Happy birthday Will! Your dad and I love you so very much!!!
Wednesday, October 14
Today we begin our home ABA programming. I met with Will's coordinator on Monday, and she gave me some great ideas on where to begin.
Right now, we are focusing on three main things:
- Sitting at the Work Table
- Learning to Wait
- Taking Turns
Sitting at the work table: Right now, Will's biggest challenge is completing task demands. He actually has some good requesting skills as well as early joint attention and imitation. However, we have the most issues when we ask Will to do something that he doesn't want to do. As you can imagine, this doesn't go really well at school because there are lots of demands placed during a school day. His current avoidance behaviors include what his teacher has now coined as the "Stop, Drop, and Flop" as well as pinching, kicking, and hollering.
So, for now, we are putting favored activities, easy activities such as cause and effect toys, and reinforcers like food at the table. When Will responds to the demand of "come sit down" he will be reinforced. After he is able to do this successfully for 10-20 trials, we will begin increasing his time at the table, starting with favored activities.
Learning to wait: Will has a terrible time when someone asks him to wait. So, we are being very careful with our use of the word wait, and actually teaching it by telling him to wait, counting to five, and then reinforcing him with what he wants immediately. We are doing this only in situations where he can have what he wants right away.
Taking turns: When Will is playing with something, we are going to give a verbal prompt of "3-2-1, my turn", take the toy and reinforce him with food. Then, almost immediately, he gets the toy back. We will phase out the food hopefully quickly and eventually extend the time.
I am hopeful that these things are going to help! With Will, it isn't so much the skills he has or doesn't have, rather it is the compliance that gets in the way every time. This is so vital to functioning within society and within a school so as you can imagine, we are very excited to get started!
Wednesday, October 7
Will turns five in just over a week.
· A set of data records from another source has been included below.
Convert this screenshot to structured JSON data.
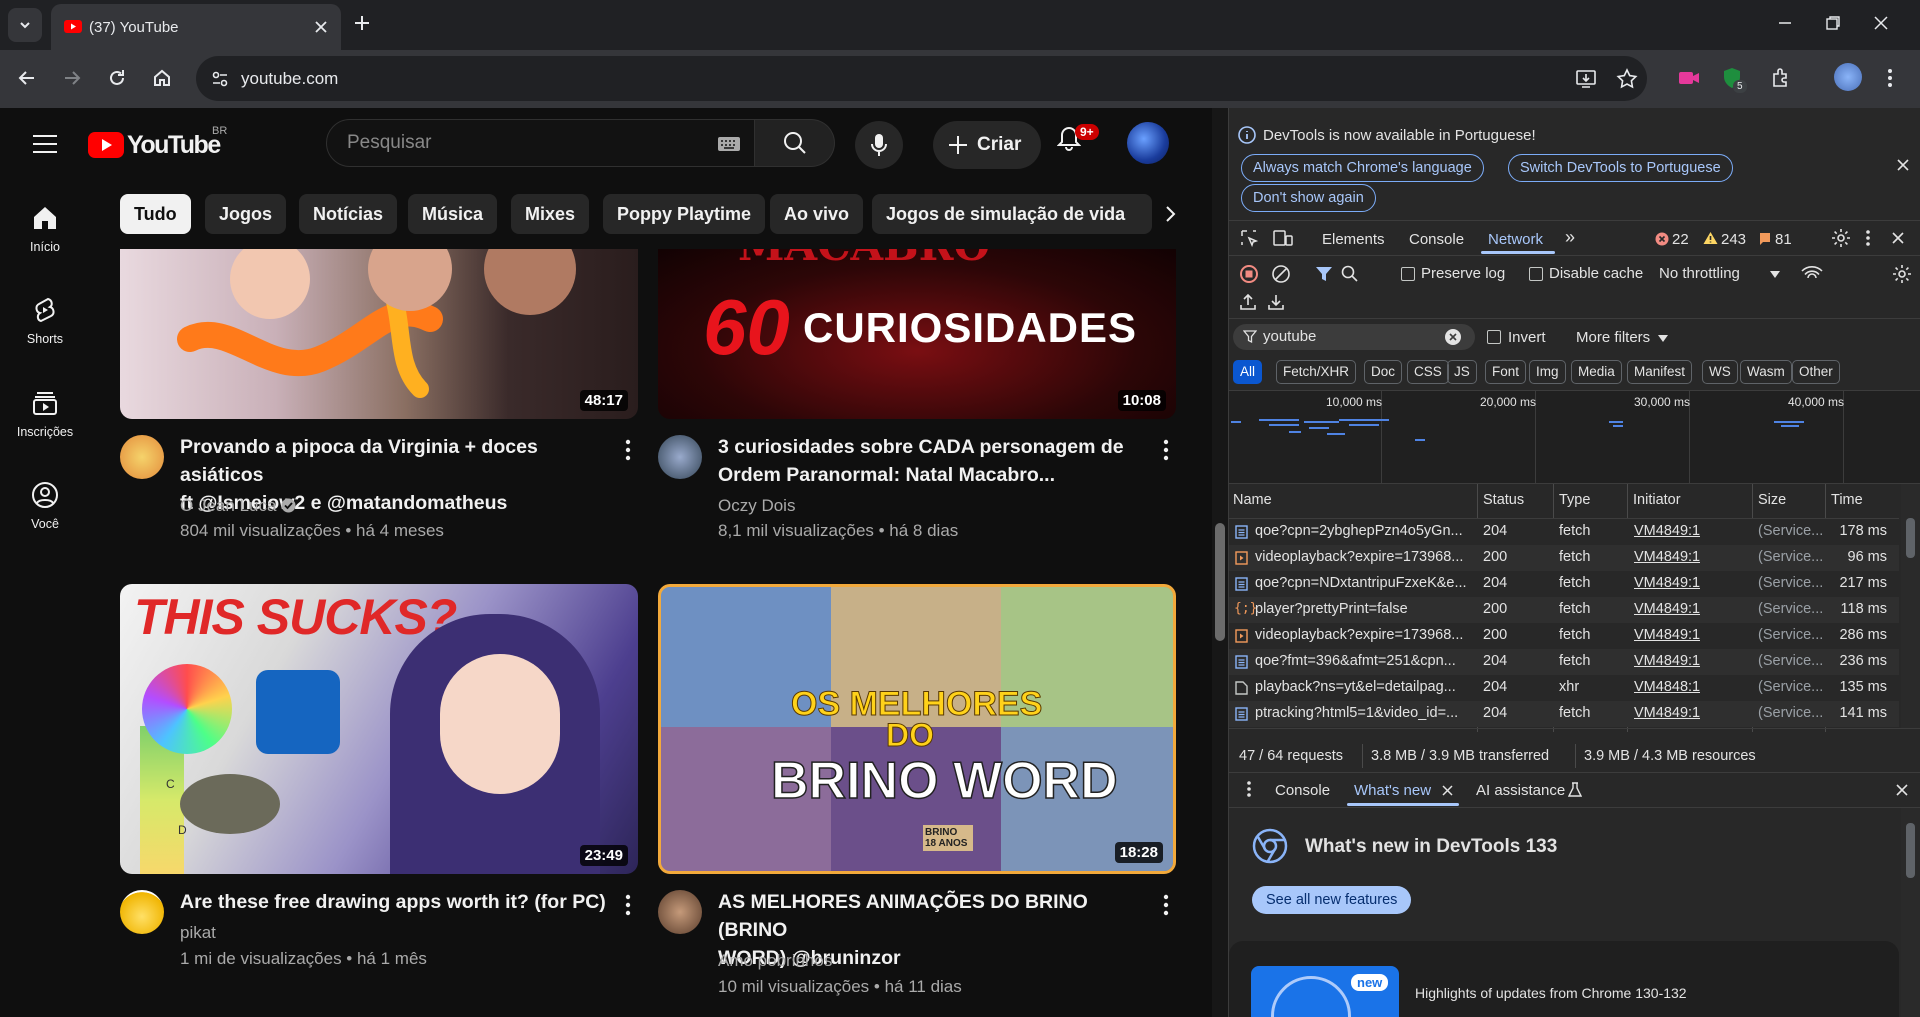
{
  "browser": {
    "tab_title": "(37) YouTube",
    "url": "youtube.com",
    "extension_badge": "5"
  },
  "youtube": {
    "region": "BR",
    "logo_text": "YouTube",
    "search_placeholder": "Pesquisar",
    "create_label": "Criar",
    "notification_count": "9+",
    "sidebar": [
      {
        "label": "Início",
        "icon": "home-icon"
      },
      {
        "label": "Shorts",
        "icon": "shorts-icon"
      },
      {
        "label": "Inscrições",
        "icon": "subscriptions-icon"
      },
      {
        "label": "Você",
        "icon": "you-icon"
      }
    ],
    "chips": [
      "Tudo",
      "Jogos",
      "Notícias",
      "Música",
      "Mixes",
      "Poppy Playtime",
      "Ao vivo",
      "Jogos de simulação de vida"
    ],
    "videos": [
      {
        "title_line1": "Provando a pipoca da Virginia + doces asiáticos",
        "title_line2": "ft @Ismeiow2 e @matandomatheus",
        "channel": "O Jean Luca",
        "meta": "804 mil visualizações • há 4 meses",
        "duration": "48:17"
      },
      {
        "title_line1": "3 curiosidades sobre CADA personagem de",
        "title_line2": "Ordem Paranormal: Natal Macabro...",
        "channel": "Oczy Dois",
        "meta": "8,1 mil visualizações • há 8 dias",
        "duration": "10:08",
        "thumb_text": "CURIOSIDADES",
        "thumb_number": "60",
        "thumb_top_text": "MACABRO"
      },
      {
        "title_line1": "Are these free drawing apps worth it? (for PC)",
        "title_line2": "",
        "channel": "pikat",
        "meta": "1 mi de visualizações • há 1 mês",
        "duration": "23:49",
        "thumb_text": "THIS SUCKS?",
        "tier_labels": [
          "C",
          "D"
        ]
      },
      {
        "title_line1": "AS MELHORES ANIMAÇÕES DO BRINO (BRINO",
        "title_line2": "WORD) @bruninzor",
        "channel": "Amo pobrinhos",
        "meta": "10 mil visualizações • há 11 dias",
        "duration": "18:28",
        "thumb_line1": "OS MELHORES",
        "thumb_line2": "DO",
        "thumb_line3": "BRINO WORD",
        "sign_text": "BRINO 18 ANOS"
      }
    ]
  },
  "devtools": {
    "info_message": "DevTools is now available in Portuguese!",
    "info_buttons": [
      "Always match Chrome's language",
      "Switch DevTools to Portuguese",
      "Don't show again"
    ],
    "tabs": [
      "Elements",
      "Console",
      "Network"
    ],
    "active_tab": "Network",
    "errors": "22",
    "warnings": "243",
    "issues": "81",
    "preserve_log": "Preserve log",
    "disable_cache": "Disable cache",
    "throttling": "No throttling",
    "filter_value": "youtube",
    "invert_label": "Invert",
    "more_filters": "More filters",
    "type_filters": [
      "All",
      "Fetch/XHR",
      "Doc",
      "CSS",
      "JS",
      "Font",
      "Img",
      "Media",
      "Manifest",
      "WS",
      "Wasm",
      "Other"
    ],
    "timeline_ticks": [
      "10,000 ms",
      "20,000 ms",
      "30,000 ms",
      "40,000 ms"
    ],
    "columns": [
      "Name",
      "Status",
      "Type",
      "Initiator",
      "Size",
      "Time"
    ],
    "requests": [
      {
        "name": "qoe?cpn=2ybghepPzn4o5yGn...",
        "status": "204",
        "type": "fetch",
        "initiator": "VM4849:1",
        "size": "(Service...",
        "time": "178 ms",
        "icon": "doc"
      },
      {
        "name": "videoplayback?expire=173968...",
        "status": "200",
        "type": "fetch",
        "initiator": "VM4849:1",
        "size": "(Service...",
        "time": "96 ms",
        "icon": "media"
      },
      {
        "name": "qoe?cpn=NDxtantripuFzxeK&e...",
        "status": "204",
        "type": "fetch",
        "initiator": "VM4849:1",
        "size": "(Service...",
        "time": "217 ms",
        "icon": "doc"
      },
      {
        "name": "player?prettyPrint=false",
        "status": "200",
        "type": "fetch",
        "initiator": "VM4849:1",
        "size": "(Service...",
        "time": "118 ms",
        "icon": "json"
      },
      {
        "name": "videoplayback?expire=173968...",
        "status": "200",
        "type": "fetch",
        "initiator": "VM4849:1",
        "size": "(Service...",
        "time": "286 ms",
        "icon": "media"
      },
      {
        "name": "qoe?fmt=396&afmt=251&cpn...",
        "status": "204",
        "type": "fetch",
        "initiator": "VM4849:1",
        "size": "(Service...",
        "time": "236 ms",
        "icon": "doc"
      },
      {
        "name": "playback?ns=yt&el=detailpag...",
        "status": "204",
        "type": "xhr",
        "initiator": "VM4848:1",
        "size": "(Service...",
        "time": "135 ms",
        "icon": "file"
      },
      {
        "name": "ptracking?html5=1&video_id=...",
        "status": "204",
        "type": "fetch",
        "initiator": "VM4849:1",
        "size": "(Service...",
        "time": "141 ms",
        "icon": "doc"
      }
    ],
    "summary": [
      "47 / 64 requests",
      "3.8 MB / 3.9 MB transferred",
      "3.9 MB / 4.3 MB resources"
    ],
    "drawer_tabs": [
      "Console",
      "What's new",
      "AI assistance"
    ],
    "whatsnew_title": "What's new in DevTools 133",
    "see_all": "See all new features",
    "new_badge": "new",
    "highlight_text": "Highlights of updates from Chrome 130-132"
  }
}
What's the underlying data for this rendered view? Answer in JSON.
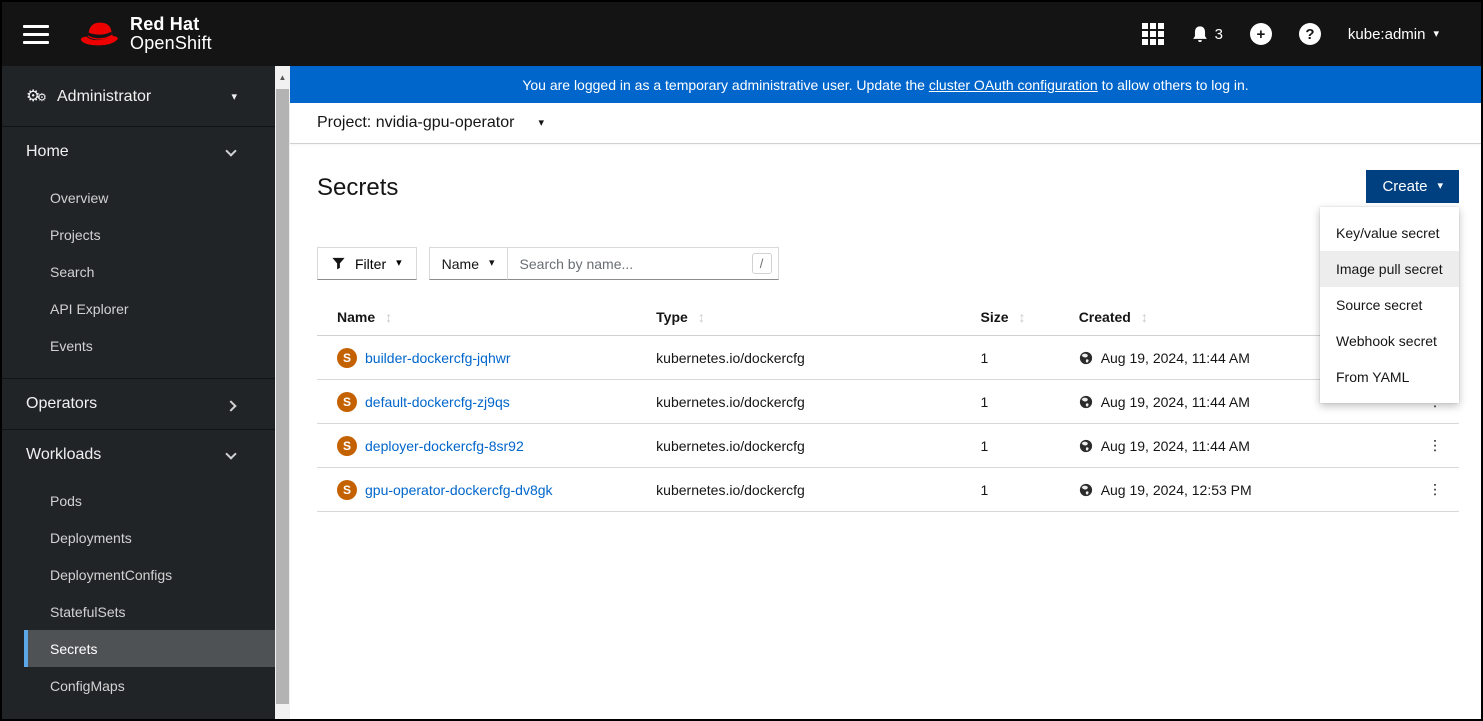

I can not believe it!
Here are pictures of his birthday present - a Fuf chair. A very sweet friend and her husband gave us a great deal on the Fuf....her husband owns the company. We are so blessed to have so many caring people in our lives!
As you can see, Will LOVES it.
In other news, we visited the medical director of our local autism clinic/program here at our hospital. Will has had plenty of other diagnoses in his life, and although I knew this one was most likely appropriate, it just wasn't necessary. However, it has become necessary for some school based decisions and programming.
It went well, and I really enjoyed talking with her. (In fact, she has a daughter that was adopted from China!) She agrees and gave Will a provisional autism diagnosis. We will go through the process though of filling out the ADOS and meeting with some of the other team members to get an official diagnosis and look at some of his strengths and weaknesses. It was nice to hear that she thought he had some really good skills in place. He does show nice joint attention for some things and he is trying to imitate and speak quite a few words on top of the significant apraxia he has going on.
All in all, this appointment was a good one and I am not sad in the least bit. This is simply another label that explains more about the way that Will thinks, but it certainly doesn't change who he is. I realized once again today how lucky we've really been with him. It may not sound like it with all of his issues and diagnoses, but we are. Some of this doctor's comments confirmed it as well.
And so, we move ahead.